Drivers urged to take care on historic canal bridges
We're calling for motorists to slow down when crossing historic canal bridges after completing repairs to Barrow Bridge over the Trent & Mersey Canal.
The bridge parapet, or wall, was damaged by a passing vehicle in the summer of 2017 and over the past two weeks the Trust has been working to rebuild it. Due to the narrow width of the bridge the road has had to be closed throughout the works causing disruption for people living and working nearby.
It’s not the first time that the bridge has been hit and it is believed that the damage is being caused by HGVs and other large vehicles crossing the bridge as they try and negotiate the tight turn at the junction between Sinfin Lane, Deep Dale Lane and Moor Lane. The Trust is particularly concerned that some vehicles exceeding the 7.5 tonne weight limit for the bridge are ignoring the weight restriction and could be causing further damage.
In the most recent case the driver was never identified leaving the charity to pick up the bill for repairs – expected to be in the region of £9,000. Repairs to individual bridges in the past have cost the Trust as much as £30,000.
Matthew Pickering, engineer for the Canal & River Trust, said: “Bridges such as this are such an important part of the canal’s character and the area’s history. Each time a bridge is hit a small bit of history is lost and it is heart-breaking for us to spend so much time and money caring for these amazing structures just to see them so carelessly damaged. It’s also massively frustrating for local people who want to use the road.
“Over the last year we’ve had to spend over £1million across the country repairing bridges hit by drivers and that’s money which could be better used maintaining and looking after the region’s canals.

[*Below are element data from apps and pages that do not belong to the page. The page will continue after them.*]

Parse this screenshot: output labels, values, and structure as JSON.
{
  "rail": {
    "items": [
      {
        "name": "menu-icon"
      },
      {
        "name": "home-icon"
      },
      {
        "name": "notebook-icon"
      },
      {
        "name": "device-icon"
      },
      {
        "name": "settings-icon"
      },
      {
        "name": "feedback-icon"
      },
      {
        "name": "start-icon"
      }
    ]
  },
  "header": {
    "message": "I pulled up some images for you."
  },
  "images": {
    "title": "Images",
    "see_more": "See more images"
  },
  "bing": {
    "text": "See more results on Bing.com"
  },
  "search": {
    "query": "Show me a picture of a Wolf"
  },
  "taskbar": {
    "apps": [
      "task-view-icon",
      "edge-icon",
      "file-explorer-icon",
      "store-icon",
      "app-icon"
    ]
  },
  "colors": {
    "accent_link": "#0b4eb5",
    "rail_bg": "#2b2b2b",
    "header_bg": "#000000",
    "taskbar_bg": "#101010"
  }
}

“If motorists just slowed down a bit and took more care and attention then they would save themselves and us a lot of cost and aggravation, and protect the nation’s important canal heritage. It’s also really important that people respect the weight limit of the bridge and, if they exceed it then we’d ask them to please find an alternative route.”